** Opening Information block **

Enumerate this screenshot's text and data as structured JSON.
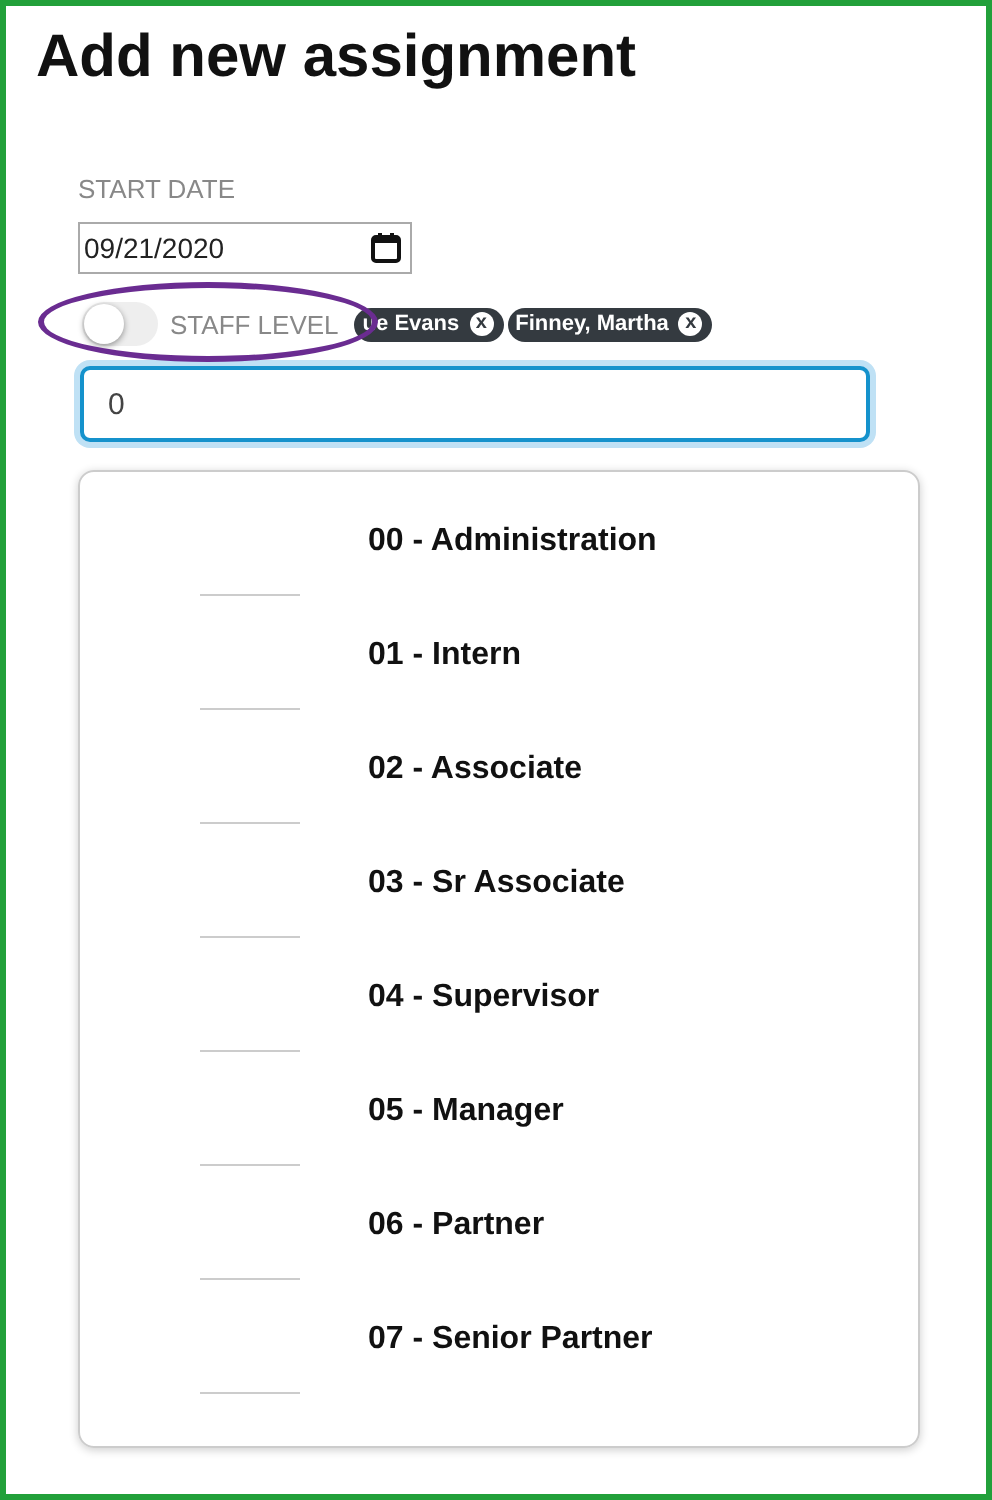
{
  "title": "Add new assignment",
  "start_date": {
    "label": "START DATE",
    "value": "09/21/2020"
  },
  "staff_level": {
    "label": "STAFF LEVEL",
    "on": false,
    "highlighted": true
  },
  "chips": [
    {
      "label": "ue Evans",
      "remove": "x"
    },
    {
      "label": "Finney, Martha",
      "remove": "x"
    }
  ],
  "search": {
    "value": "0"
  },
  "options": [
    {
      "label": "00 - Administration"
    },
    {
      "label": "01 - Intern"
    },
    {
      "label": "02 - Associate"
    },
    {
      "label": "03 - Sr Associate"
    },
    {
      "label": "04 - Supervisor"
    },
    {
      "label": "05 - Manager"
    },
    {
      "label": "06 - Partner"
    },
    {
      "label": "07 - Senior Partner"
    }
  ]
}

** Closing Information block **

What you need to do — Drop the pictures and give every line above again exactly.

Worked solution —
Enumerate this screenshot's text and data as structured JSON.
{
  "title": "Add new assignment",
  "start_date": {
    "label": "START DATE",
    "value": "09/21/2020"
  },
  "staff_level": {
    "label": "STAFF LEVEL",
    "on": false,
    "highlighted": true
  },
  "chips": [
    {
      "label": "ue Evans",
      "remove": "x"
    },
    {
      "label": "Finney, Martha",
      "remove": "x"
    }
  ],
  "search": {
    "value": "0"
  },
  "options": [
    {
      "label": "00 - Administration"
    },
    {
      "label": "01 - Intern"
    },
    {
      "label": "02 - Associate"
    },
    {
      "label": "03 - Sr Associate"
    },
    {
      "label": "04 - Supervisor"
    },
    {
      "label": "05 - Manager"
    },
    {
      "label": "06 - Partner"
    },
    {
      "label": "07 - Senior Partner"
    }
  ]
}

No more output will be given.